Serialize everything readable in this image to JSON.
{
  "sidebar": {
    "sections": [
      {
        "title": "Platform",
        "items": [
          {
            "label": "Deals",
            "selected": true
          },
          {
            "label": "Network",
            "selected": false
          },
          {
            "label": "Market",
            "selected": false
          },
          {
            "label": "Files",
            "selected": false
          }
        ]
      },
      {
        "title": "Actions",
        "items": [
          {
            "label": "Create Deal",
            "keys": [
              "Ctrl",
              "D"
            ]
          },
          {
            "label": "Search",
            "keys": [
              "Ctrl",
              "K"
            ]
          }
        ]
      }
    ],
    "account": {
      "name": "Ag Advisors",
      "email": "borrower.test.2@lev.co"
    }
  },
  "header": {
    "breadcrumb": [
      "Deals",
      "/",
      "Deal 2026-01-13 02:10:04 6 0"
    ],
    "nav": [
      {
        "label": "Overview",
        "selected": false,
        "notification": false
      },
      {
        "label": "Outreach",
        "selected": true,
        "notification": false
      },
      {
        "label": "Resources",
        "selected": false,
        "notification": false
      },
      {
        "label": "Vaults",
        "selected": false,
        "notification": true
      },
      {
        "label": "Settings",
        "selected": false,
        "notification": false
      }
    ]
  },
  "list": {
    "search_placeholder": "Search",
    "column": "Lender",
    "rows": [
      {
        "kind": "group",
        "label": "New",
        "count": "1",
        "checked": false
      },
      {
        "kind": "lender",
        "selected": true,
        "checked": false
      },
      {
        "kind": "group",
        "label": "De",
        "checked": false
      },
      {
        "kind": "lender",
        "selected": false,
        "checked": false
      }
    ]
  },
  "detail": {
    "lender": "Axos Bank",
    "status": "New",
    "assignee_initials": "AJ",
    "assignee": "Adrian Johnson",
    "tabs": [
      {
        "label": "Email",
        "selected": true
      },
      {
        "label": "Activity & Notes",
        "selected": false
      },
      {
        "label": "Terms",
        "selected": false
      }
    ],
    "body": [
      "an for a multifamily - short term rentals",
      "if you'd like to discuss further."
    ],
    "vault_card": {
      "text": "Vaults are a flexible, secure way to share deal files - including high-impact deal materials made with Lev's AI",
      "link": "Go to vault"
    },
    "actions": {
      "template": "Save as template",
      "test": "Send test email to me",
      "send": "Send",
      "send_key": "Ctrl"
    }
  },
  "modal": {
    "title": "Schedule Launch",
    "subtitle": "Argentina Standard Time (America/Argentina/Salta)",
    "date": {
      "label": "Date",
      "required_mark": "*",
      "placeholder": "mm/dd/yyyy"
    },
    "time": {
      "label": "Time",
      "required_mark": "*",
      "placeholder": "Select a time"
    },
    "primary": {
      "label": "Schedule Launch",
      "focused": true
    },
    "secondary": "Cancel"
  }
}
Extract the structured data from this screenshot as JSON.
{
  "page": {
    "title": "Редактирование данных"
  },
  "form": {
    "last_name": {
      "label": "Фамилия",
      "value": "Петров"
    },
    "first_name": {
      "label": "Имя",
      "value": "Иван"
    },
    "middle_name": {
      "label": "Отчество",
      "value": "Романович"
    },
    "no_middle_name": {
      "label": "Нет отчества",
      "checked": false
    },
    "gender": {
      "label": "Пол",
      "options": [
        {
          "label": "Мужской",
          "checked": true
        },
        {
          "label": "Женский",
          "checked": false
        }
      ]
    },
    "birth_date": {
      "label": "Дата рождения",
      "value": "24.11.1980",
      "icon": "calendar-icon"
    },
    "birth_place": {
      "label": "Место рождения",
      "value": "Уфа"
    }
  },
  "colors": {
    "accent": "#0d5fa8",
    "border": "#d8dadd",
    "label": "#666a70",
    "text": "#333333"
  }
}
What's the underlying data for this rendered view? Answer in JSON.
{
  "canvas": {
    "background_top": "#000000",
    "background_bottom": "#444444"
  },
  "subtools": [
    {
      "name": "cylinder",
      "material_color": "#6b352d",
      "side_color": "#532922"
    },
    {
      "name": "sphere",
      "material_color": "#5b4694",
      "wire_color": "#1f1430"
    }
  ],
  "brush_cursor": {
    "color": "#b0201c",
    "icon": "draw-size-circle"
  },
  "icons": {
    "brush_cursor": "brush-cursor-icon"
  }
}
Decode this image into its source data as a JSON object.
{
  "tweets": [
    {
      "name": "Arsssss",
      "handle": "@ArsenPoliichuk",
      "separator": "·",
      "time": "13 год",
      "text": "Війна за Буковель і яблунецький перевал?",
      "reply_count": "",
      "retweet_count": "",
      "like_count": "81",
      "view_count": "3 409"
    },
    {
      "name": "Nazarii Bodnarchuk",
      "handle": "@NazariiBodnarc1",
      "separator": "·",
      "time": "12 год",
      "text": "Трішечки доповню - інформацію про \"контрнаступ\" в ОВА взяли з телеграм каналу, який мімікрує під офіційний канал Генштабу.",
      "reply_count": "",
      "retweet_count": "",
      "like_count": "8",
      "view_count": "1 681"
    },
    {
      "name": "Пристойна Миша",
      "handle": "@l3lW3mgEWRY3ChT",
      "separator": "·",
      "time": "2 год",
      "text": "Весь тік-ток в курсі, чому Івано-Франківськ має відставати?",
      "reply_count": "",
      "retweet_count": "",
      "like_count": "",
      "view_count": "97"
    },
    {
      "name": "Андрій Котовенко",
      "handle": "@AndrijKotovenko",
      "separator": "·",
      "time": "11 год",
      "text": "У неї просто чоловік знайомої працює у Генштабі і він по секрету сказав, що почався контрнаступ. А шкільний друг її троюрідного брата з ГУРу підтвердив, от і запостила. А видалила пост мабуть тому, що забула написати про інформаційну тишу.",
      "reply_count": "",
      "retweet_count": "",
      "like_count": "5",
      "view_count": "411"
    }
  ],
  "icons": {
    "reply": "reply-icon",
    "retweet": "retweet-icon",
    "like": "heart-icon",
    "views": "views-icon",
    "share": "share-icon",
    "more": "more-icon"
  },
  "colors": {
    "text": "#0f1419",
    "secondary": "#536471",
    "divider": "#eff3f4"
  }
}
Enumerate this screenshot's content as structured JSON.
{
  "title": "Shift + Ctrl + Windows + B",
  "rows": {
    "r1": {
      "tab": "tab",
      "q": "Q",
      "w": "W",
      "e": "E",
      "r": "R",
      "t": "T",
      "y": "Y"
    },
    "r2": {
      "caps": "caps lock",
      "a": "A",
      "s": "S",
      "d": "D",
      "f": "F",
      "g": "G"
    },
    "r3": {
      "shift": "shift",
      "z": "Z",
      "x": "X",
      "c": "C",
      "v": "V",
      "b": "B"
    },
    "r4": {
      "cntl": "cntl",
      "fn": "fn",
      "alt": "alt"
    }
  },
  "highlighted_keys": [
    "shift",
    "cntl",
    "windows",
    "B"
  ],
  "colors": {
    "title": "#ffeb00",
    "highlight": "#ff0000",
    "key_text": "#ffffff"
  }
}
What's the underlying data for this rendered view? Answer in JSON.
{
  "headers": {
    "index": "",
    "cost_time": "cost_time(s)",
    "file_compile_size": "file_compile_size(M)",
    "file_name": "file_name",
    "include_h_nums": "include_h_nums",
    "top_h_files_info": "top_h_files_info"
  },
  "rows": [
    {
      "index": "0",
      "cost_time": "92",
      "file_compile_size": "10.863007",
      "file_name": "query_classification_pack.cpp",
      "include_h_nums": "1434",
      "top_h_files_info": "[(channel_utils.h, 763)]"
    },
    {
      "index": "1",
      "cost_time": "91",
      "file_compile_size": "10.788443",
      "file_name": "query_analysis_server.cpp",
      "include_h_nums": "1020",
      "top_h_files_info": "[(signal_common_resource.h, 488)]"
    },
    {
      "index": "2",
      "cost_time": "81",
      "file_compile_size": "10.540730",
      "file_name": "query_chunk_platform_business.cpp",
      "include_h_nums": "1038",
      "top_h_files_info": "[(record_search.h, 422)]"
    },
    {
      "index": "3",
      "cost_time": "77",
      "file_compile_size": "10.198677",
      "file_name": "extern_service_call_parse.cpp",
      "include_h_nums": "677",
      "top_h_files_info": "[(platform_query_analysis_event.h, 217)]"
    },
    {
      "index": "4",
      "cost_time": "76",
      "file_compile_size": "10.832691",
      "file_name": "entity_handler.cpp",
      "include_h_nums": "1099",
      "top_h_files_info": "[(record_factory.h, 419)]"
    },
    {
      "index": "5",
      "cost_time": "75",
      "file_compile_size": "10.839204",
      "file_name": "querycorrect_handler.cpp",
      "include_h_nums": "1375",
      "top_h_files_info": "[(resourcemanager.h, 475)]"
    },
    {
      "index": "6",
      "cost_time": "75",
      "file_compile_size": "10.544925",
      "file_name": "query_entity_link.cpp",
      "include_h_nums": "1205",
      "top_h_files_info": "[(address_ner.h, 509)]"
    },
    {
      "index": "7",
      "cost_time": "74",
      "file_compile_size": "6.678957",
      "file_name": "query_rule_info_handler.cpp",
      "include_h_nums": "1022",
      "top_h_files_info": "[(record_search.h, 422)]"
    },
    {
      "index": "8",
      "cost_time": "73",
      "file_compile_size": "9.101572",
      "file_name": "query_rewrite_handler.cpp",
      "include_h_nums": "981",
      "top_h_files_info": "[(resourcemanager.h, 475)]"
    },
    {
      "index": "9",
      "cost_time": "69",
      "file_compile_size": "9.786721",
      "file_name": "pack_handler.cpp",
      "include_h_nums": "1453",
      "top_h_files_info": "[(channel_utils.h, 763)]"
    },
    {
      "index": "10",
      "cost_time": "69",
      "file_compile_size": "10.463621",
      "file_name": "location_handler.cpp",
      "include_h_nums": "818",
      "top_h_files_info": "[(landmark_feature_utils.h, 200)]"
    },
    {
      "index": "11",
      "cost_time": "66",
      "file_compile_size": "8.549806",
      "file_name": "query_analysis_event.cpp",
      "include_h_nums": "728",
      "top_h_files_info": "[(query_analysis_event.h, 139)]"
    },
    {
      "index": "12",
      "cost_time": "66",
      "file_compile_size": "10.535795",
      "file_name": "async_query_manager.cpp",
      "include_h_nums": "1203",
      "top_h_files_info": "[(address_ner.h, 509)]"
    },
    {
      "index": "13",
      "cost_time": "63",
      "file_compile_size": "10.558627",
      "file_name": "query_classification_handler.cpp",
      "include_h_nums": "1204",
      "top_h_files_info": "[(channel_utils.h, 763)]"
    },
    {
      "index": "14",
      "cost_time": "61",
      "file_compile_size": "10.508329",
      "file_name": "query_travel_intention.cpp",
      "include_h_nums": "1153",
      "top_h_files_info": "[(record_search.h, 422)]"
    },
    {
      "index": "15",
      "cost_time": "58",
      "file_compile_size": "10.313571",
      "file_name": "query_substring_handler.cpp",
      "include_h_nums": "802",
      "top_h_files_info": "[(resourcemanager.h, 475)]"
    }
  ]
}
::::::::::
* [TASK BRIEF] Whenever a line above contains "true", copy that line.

* [ANSWER BOX]
            "selected": true
        "selected": true,
        "notification": true
        "selected": true,
        "selected": true
      "focused": true
          "checked": true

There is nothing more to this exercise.